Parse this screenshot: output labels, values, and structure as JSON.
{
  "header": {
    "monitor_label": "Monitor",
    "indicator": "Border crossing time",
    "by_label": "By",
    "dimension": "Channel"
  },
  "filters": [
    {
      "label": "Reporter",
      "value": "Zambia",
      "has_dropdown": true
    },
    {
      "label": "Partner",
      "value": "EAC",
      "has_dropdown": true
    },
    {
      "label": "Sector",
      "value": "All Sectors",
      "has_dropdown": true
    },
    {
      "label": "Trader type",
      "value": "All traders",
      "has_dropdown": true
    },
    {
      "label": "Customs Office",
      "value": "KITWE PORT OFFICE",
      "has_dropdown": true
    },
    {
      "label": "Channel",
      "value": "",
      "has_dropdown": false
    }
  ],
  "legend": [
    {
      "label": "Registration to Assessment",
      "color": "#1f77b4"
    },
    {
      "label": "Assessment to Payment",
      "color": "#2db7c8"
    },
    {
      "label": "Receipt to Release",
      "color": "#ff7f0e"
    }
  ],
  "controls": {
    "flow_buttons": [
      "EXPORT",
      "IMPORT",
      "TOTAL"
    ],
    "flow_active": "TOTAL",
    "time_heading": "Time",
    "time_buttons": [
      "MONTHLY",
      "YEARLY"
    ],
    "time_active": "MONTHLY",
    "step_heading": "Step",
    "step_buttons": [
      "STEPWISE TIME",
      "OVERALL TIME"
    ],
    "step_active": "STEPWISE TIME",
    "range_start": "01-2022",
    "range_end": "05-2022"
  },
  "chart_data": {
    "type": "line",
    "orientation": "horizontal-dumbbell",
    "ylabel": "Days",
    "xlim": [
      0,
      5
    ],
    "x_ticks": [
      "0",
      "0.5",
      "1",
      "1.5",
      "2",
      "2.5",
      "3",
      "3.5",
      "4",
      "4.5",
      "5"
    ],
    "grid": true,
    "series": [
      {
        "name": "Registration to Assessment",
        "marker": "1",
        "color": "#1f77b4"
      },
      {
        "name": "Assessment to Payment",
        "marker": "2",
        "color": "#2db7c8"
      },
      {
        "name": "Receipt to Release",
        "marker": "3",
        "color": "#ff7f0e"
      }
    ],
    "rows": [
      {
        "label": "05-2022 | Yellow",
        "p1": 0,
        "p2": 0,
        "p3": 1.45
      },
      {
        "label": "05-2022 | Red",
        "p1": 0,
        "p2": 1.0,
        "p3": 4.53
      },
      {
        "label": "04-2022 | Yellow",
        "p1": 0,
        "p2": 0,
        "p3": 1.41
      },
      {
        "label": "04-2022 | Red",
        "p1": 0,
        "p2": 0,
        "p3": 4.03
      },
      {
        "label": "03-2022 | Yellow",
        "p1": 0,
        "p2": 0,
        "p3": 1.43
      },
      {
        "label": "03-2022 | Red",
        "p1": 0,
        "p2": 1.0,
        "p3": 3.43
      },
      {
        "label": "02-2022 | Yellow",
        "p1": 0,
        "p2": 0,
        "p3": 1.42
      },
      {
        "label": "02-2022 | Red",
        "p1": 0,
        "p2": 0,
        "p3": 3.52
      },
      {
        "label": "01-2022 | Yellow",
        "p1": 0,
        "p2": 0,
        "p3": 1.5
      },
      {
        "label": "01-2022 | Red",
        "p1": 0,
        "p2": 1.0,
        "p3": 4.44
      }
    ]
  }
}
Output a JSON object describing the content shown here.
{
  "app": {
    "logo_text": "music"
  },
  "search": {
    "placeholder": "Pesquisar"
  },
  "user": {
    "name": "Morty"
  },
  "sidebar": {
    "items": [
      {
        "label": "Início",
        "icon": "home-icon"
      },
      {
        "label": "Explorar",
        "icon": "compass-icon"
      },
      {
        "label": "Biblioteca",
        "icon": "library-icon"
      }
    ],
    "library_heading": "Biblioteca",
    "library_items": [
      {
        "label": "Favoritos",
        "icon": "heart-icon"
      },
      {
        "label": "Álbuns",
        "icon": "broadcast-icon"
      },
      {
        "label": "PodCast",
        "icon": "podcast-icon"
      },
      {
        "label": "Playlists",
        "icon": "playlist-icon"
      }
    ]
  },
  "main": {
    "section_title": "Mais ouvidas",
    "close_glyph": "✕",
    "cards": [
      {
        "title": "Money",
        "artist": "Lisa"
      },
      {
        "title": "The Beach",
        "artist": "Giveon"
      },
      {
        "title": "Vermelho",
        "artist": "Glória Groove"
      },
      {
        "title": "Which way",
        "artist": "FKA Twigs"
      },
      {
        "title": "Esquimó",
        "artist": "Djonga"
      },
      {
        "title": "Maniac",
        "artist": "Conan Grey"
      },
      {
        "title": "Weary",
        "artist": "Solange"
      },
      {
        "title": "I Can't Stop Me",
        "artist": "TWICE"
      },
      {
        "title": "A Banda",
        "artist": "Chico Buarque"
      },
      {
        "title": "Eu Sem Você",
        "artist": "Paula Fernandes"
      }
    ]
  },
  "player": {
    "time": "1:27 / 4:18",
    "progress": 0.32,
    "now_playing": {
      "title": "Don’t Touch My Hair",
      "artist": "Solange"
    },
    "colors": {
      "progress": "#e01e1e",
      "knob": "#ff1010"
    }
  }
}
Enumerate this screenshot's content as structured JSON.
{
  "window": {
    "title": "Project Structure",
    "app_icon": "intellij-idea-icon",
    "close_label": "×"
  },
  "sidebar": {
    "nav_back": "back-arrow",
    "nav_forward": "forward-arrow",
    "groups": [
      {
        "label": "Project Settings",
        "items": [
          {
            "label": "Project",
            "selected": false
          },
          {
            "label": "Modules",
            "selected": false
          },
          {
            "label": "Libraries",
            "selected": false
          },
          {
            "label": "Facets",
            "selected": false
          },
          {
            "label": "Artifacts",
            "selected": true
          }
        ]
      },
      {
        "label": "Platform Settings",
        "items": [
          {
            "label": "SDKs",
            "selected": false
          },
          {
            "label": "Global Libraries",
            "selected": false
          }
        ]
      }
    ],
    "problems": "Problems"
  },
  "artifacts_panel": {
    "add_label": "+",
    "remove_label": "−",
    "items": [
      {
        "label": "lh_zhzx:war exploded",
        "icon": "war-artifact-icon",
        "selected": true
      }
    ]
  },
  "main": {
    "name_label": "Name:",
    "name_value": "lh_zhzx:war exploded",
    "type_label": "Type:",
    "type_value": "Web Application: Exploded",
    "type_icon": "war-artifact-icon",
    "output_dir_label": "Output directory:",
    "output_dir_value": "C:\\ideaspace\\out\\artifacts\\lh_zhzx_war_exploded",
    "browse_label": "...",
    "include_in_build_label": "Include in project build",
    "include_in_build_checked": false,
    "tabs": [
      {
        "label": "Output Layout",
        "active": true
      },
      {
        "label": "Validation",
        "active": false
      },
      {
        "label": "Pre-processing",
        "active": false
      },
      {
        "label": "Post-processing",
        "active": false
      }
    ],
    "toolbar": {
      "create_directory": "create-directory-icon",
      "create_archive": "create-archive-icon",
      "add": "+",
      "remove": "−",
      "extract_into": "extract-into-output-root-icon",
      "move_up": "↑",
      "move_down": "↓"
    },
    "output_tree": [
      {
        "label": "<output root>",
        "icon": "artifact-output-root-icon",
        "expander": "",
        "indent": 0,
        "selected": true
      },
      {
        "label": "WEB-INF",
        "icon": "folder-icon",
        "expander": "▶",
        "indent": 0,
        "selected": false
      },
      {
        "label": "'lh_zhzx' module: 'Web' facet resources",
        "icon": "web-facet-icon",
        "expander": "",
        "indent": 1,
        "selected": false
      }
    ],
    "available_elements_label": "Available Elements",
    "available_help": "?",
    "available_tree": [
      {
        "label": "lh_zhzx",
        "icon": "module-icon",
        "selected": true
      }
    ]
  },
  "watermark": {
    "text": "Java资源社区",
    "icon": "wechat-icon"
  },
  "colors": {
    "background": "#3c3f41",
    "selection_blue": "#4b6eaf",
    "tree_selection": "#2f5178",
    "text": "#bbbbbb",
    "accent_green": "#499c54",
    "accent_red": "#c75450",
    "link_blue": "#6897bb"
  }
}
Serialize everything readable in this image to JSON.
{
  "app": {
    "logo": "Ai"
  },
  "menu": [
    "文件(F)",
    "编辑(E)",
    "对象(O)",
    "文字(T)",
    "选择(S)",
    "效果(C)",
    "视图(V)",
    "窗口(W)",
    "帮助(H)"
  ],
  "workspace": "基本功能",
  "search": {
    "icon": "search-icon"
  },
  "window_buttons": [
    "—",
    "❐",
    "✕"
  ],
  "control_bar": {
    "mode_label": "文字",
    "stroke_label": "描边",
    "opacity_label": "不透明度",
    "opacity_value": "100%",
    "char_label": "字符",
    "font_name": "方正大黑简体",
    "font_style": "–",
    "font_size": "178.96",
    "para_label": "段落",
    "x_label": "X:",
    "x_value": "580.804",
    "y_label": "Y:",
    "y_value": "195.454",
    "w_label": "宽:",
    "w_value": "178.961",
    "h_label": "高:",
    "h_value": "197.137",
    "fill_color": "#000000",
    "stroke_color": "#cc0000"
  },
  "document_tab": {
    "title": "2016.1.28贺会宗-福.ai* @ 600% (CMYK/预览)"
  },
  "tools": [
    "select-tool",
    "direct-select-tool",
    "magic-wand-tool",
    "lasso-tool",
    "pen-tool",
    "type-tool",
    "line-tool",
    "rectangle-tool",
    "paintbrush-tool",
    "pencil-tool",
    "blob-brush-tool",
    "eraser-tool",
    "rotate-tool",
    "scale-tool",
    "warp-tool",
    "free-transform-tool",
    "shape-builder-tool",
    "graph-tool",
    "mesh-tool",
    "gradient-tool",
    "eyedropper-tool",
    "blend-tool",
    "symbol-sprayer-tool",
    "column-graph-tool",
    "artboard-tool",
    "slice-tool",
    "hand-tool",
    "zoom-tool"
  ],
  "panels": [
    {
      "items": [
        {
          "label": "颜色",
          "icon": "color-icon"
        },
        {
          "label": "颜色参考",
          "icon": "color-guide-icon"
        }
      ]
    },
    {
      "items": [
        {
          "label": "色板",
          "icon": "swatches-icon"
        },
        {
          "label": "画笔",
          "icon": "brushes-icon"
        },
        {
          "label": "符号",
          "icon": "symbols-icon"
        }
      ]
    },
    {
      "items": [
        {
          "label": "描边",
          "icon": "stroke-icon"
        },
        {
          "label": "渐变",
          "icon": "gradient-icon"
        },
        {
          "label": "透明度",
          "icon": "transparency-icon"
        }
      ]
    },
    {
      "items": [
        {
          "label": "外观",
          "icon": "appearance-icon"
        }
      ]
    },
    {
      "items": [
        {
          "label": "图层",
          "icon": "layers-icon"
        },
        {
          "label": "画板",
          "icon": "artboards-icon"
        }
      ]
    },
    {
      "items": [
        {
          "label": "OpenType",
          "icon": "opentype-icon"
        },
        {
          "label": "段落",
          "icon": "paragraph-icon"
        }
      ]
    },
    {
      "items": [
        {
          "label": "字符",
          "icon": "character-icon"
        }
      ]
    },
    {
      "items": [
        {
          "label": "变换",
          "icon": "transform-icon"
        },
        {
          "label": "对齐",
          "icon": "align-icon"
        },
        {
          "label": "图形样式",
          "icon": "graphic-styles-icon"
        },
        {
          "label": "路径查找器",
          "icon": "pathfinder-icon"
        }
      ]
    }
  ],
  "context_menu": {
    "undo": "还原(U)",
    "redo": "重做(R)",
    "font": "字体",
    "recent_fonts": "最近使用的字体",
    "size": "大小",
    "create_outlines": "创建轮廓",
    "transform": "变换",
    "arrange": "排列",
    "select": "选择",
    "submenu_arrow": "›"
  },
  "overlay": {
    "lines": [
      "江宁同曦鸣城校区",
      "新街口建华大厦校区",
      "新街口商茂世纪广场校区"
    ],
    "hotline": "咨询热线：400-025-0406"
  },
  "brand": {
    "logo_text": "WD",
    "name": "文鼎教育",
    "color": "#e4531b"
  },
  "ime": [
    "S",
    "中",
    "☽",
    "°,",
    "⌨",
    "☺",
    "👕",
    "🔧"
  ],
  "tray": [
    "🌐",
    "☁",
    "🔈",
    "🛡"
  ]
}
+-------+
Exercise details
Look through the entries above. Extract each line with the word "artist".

Response below
        "artist": "Lisa"
        "artist": "Giveon"
        "artist": "Glória Groove"
        "artist": "FKA Twigs"
        "artist": "Djonga"
        "artist": "Conan Grey"
        "artist": "Solange"
        "artist": "TWICE"
        "artist": "Chico Buarque"
        "artist": "Paula Fernandes"
      "artist": "Solange"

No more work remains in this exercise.